If you’re like most people, it seems at times like you turn your entire paycheck over to the grocery store. For parents feeding growing children, it can certainly be tempting to use that as a tax deduction. However, you already get credit for your dependents in other areas when you’re filing taxes. But even though you can’t deduct the general expense of feeding your family, there are instances when you can hand your grocery receipts over to the IRS.
Any groceries which you have purchased for personal consumption or use cannot be claimed as a tax deduction. One of the only exceptions to this rule is if the groceries were purchased as part of a medical prescription.
As with other expenses, groceries may be tax deductible if you’re purchasing them for work-related purposes. If your boutique has an open house for customers, you can write off the food you serve as a business expense. Daycares can also take a deduction of 100 percent of the actual food consumed by the children in their care and 50 percent of the food employees eat. There is a standard meal and snack rate that daycares must follow.
However, in some cases, your food expense will only be 50-percent deductible. If you purchase doughnuts for your Monday morning staff meeting, for instance, you can only claim half of the cost. A food deduction can be a red flag for the IRS, so make sure you keep your receipts and follow all requirements to the letter.
There are instances in which groceries are tax deductible when connected to medical care. If you’ve been diagnosed by a physician with a health condition that requires a special diet, you may be allowed to deduct the cost of a weight-loss plan. That normally doesn’t include food or beverages, but there is one major exception. If the item you’re purchasing doesn’t satisfy normal nutritional needs, helps treat the illness and has been substantiated by a doctor, you may be able to deduct the cost.

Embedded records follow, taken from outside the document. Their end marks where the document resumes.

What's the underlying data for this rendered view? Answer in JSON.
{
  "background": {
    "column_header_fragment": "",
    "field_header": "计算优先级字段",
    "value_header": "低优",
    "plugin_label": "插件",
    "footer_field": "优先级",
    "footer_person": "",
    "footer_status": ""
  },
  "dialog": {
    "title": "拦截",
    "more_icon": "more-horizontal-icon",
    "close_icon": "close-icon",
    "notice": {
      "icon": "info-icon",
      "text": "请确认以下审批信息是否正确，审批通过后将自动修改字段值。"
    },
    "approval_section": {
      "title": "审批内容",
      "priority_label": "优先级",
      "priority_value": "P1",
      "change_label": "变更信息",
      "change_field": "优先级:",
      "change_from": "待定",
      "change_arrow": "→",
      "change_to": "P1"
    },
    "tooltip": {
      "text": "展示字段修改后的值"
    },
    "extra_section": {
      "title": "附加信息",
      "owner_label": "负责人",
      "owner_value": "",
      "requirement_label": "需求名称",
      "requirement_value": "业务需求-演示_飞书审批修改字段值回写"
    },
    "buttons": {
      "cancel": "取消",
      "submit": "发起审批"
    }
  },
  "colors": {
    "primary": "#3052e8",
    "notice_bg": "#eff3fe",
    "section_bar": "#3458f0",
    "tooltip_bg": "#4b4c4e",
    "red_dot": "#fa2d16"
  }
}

If a patient requires an in-home nurse, the portion of food that goes toward that attendant’s meals can be deducted. Also, if your medical assistance comes in the form of a medically-prescribed service animal, you can deduct the food you buy for that animal.
Particularly during the holiday season, charitable contributions can often involve food. If you purchase food to donate to a local food bank, for instance, you can save your receipts and claim the donation on your taxes. However, the donation must go to an IRS-approved charitable organization. The IRS maintains a list of acceptable nonprofits on its website.
For personal donations, though, it’s important to note that you’ll likely need to exceed the standard deduction for your contributions to matter. Now that the standard deduction has increased to $12,000 for single taxpayers and $24,000 for married couples filing jointly, many more taxpayers will find that itemizing isn’t worth it.
Sales Tax Considerations
Of course, you’re probably already getting a tax break on your groceries, depending on where you live. In most states, groceries are exempt from sales tax, so you’re only paying for the cost of the items themselves. In some states, you’ll pay sales tax on groceries, but at a reduced amount, such as Missouri’s grocery tax of only 1.225 percent.
Even if your state exempts tax on groceries, though, there may be some exceptions. In Georgia, you may pay local taxes but there isn’t a statewide tax imposed on groceries. In Colorado, you’ll enjoy a tax-free shopping experience unless you buy carbonated water, candy, soft drinks and a few other items. In some states, you’ll also pay tax on precooked items you find in the deli or at a grocery store’s salad bar.
- Mark J. Kohler, M.Pr.A., C.P.A., J.D.: Writing Off Dining and Food Expenses in 2018 – Master Chart of Options
- IRS: Business Use of Your Home (Including Use by Daycare Providers)
- IRS: Publication 502 (2017), Medical and Dental Expenses
- Forbes: New: IRS Announces 2018 Tax Rates, Standard Deductions, Exemption Amounts And More
- TaxJar: Sales Tax By State: Are Grocery Items Taxable?
Stephanie Faris has written about finance for entrepreneurs and marketing firms since 2013. She spent nearly a year as a ghostwriter for a credit card processing service and has ghostwritten about finance for numerous marketing firms and entrepreneurs. Her work has appeared on The Motley Fool, MoneyGeek, Ecommerce Insiders, GoBankingRates, and ThriveBy30.